"Kegan was brilliant, spoke so many languages and loved learning," said Keara White, a friend of Kegan's. "And, yeah so we'll, we are gonna graduate next month and so losing him this quickly towards the end is surprising to all of us."

White met Kegan five years ago when the two were seniors in Wyoming and traveled to MSU together to receive the STARR Scholarship.

"Everyone who's around us has really been supportive and involved and engaged in this in checking on us and working through this grief with us," White said.

That supportive community is what MSU's Chair of the Department of Psychiatry, Dr. Jed Magen, said will help people push through such a tragic event.

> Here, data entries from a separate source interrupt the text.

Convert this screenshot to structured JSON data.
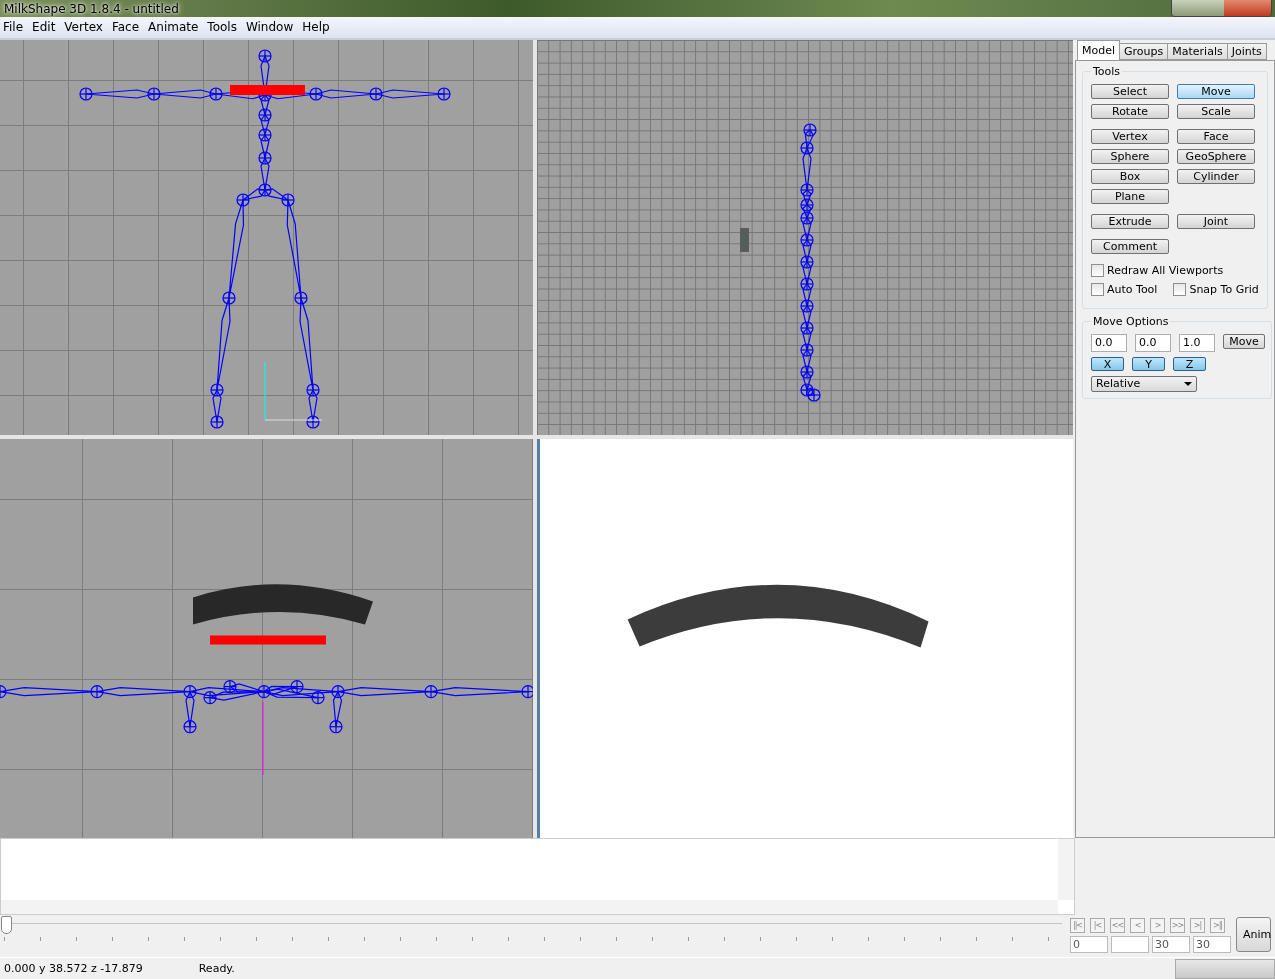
{
  "window": {
    "title": "MilkShape 3D 1.8.4 - untitled"
  },
  "menu": [
    "File",
    "Edit",
    "Vertex",
    "Face",
    "Animate",
    "Tools",
    "Window",
    "Help"
  ],
  "viewports": [
    {
      "kind": "front"
    },
    {
      "kind": "side"
    },
    {
      "kind": "top"
    },
    {
      "kind": "render"
    }
  ],
  "tabs": [
    {
      "label": "Model",
      "selected": true
    },
    {
      "label": "Groups",
      "selected": false
    },
    {
      "label": "Materials",
      "selected": false
    },
    {
      "label": "Joints",
      "selected": false
    }
  ],
  "tools": {
    "title": "Tools",
    "button_groups": [
      [
        [
          {
            "label": "Select",
            "selected": false
          },
          {
            "label": "Move",
            "selected": true
          }
        ],
        [
          {
            "label": "Rotate",
            "selected": false
          },
          {
            "label": "Scale",
            "selected": false
          }
        ]
      ],
      [
        [
          {
            "label": "Vertex",
            "selected": false
          },
          {
            "label": "Face",
            "selected": false
          }
        ],
        [
          {
            "label": "Sphere",
            "selected": false
          },
          {
            "label": "GeoSphere",
            "selected": false
          }
        ],
        [
          {
            "label": "Box",
            "selected": false
          },
          {
            "label": "Cylinder",
            "selected": false
          }
        ],
        [
          {
            "label": "Plane",
            "selected": false
          }
        ]
      ],
      [
        [
          {
            "label": "Extrude",
            "selected": false
          },
          {
            "label": "Joint",
            "selected": false
          }
        ]
      ],
      [
        [
          {
            "label": "Comment",
            "selected": false
          }
        ]
      ]
    ],
    "checkbox_rows": [
      [
        {
          "label": "Redraw All Viewports",
          "checked": false
        }
      ],
      [
        {
          "label": "Auto Tool",
          "checked": false
        },
        {
          "label": "Snap To Grid",
          "checked": false
        }
      ]
    ]
  },
  "move_options": {
    "title": "Move Options",
    "fields": [
      "0.0",
      "0.0",
      "1.0"
    ],
    "button": "Move",
    "axes": [
      {
        "label": "X",
        "selected": true
      },
      {
        "label": "Y",
        "selected": true
      },
      {
        "label": "Z",
        "selected": true
      }
    ],
    "mode": "Relative"
  },
  "timeline": {
    "level": 0,
    "buttons": [
      "||<",
      "|<",
      "<<",
      "<",
      ">",
      ">>",
      ">|",
      ">||"
    ],
    "frame_fields": [
      {
        "kind": "value",
        "value": "0"
      },
      {
        "kind": "blank"
      },
      {
        "kind": "value",
        "value": "30"
      },
      {
        "kind": "value",
        "value": "30"
      }
    ],
    "anim_button": "Anim"
  },
  "status_bar": {
    "coordinates": "0.000 y 38.572 z -17.879",
    "message": "Ready."
  }
}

"You have to ultimately come to some understanding that you can't help everybody, you know, individuals do have some free will about these things. And, sometimes, you know, awful things happen and you have to come to some peace with that," he explained.

He told me you can't hold on to that feeling of guilt.

Dr. Magen explained, "It's natural to feel guilt. The question is, what are you gonna do with that? And, how will you deal with that guilt over time? You gonna be immobilized or are you gonna eventually be able to carry on and deal with all the other important things and the other important people in your life?"

Which is probably what your loved one would wish for you.

Dr. Magen told Fox 47 News adult suicides are on the rise right now with older men at the highest risk. And, the likelihood rises if there's a gun in the house.

Help is available if you or someone you know is struggling.


Listening Ear Crisis Center (517) 337-1717

Gateway Community Services, Statewide Crisis Lines (517) 351-4000

Michigan Association for Suicide Prevention, Contact: Larry Lewis (734) 624-8328

NAMI Michigan 800-331-4264, (517) 485-4049

Mental Health Association in Michigan (248) 647-1711

Ele's Place (517) 482-1315